◆ **Data**
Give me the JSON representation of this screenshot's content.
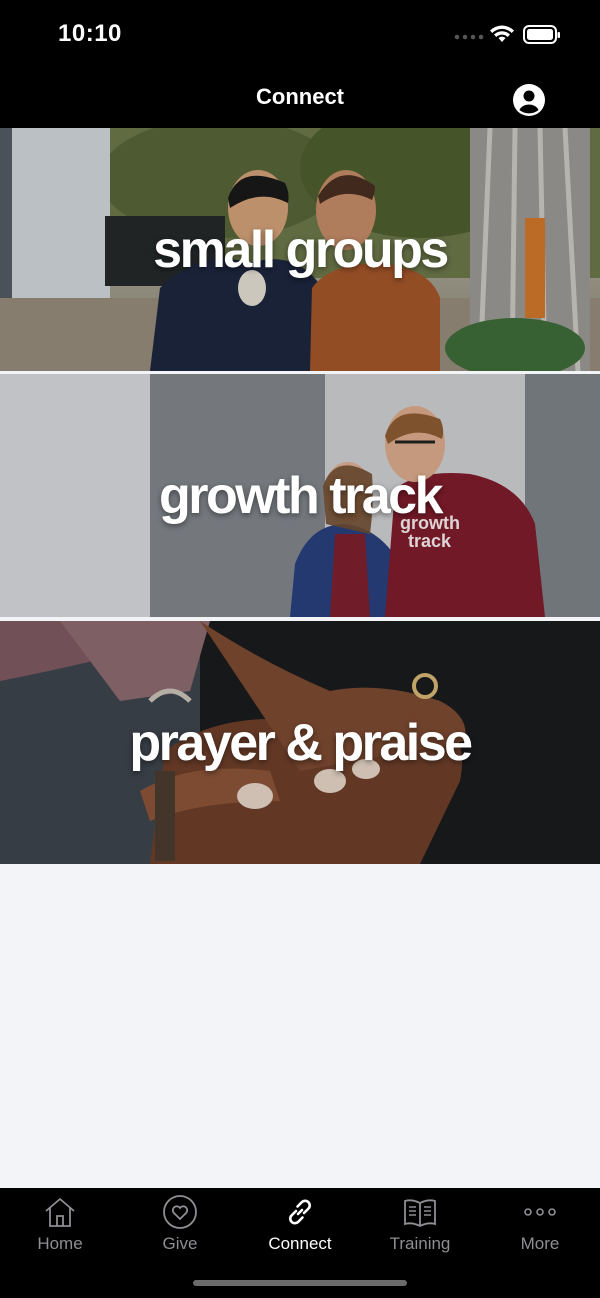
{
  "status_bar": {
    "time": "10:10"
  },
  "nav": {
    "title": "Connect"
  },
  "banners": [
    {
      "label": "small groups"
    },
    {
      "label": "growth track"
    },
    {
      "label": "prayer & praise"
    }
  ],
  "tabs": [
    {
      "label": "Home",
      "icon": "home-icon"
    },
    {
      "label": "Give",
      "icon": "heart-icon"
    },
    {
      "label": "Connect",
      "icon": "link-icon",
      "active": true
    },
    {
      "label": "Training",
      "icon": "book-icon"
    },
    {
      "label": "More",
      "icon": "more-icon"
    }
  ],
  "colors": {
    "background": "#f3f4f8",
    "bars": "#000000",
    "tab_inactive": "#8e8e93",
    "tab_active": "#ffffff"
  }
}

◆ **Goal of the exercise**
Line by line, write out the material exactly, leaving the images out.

◆ **Solved problem**
Give me the JSON representation of this screenshot's content.
{
  "status_bar": {
    "time": "10:10"
  },
  "nav": {
    "title": "Connect"
  },
  "banners": [
    {
      "label": "small groups"
    },
    {
      "label": "growth track"
    },
    {
      "label": "prayer & praise"
    }
  ],
  "tabs": [
    {
      "label": "Home",
      "icon": "home-icon"
    },
    {
      "label": "Give",
      "icon": "heart-icon"
    },
    {
      "label": "Connect",
      "icon": "link-icon",
      "active": true
    },
    {
      "label": "Training",
      "icon": "book-icon"
    },
    {
      "label": "More",
      "icon": "more-icon"
    }
  ],
  "colors": {
    "background": "#f3f4f8",
    "bars": "#000000",
    "tab_inactive": "#8e8e93",
    "tab_active": "#ffffff"
  }
}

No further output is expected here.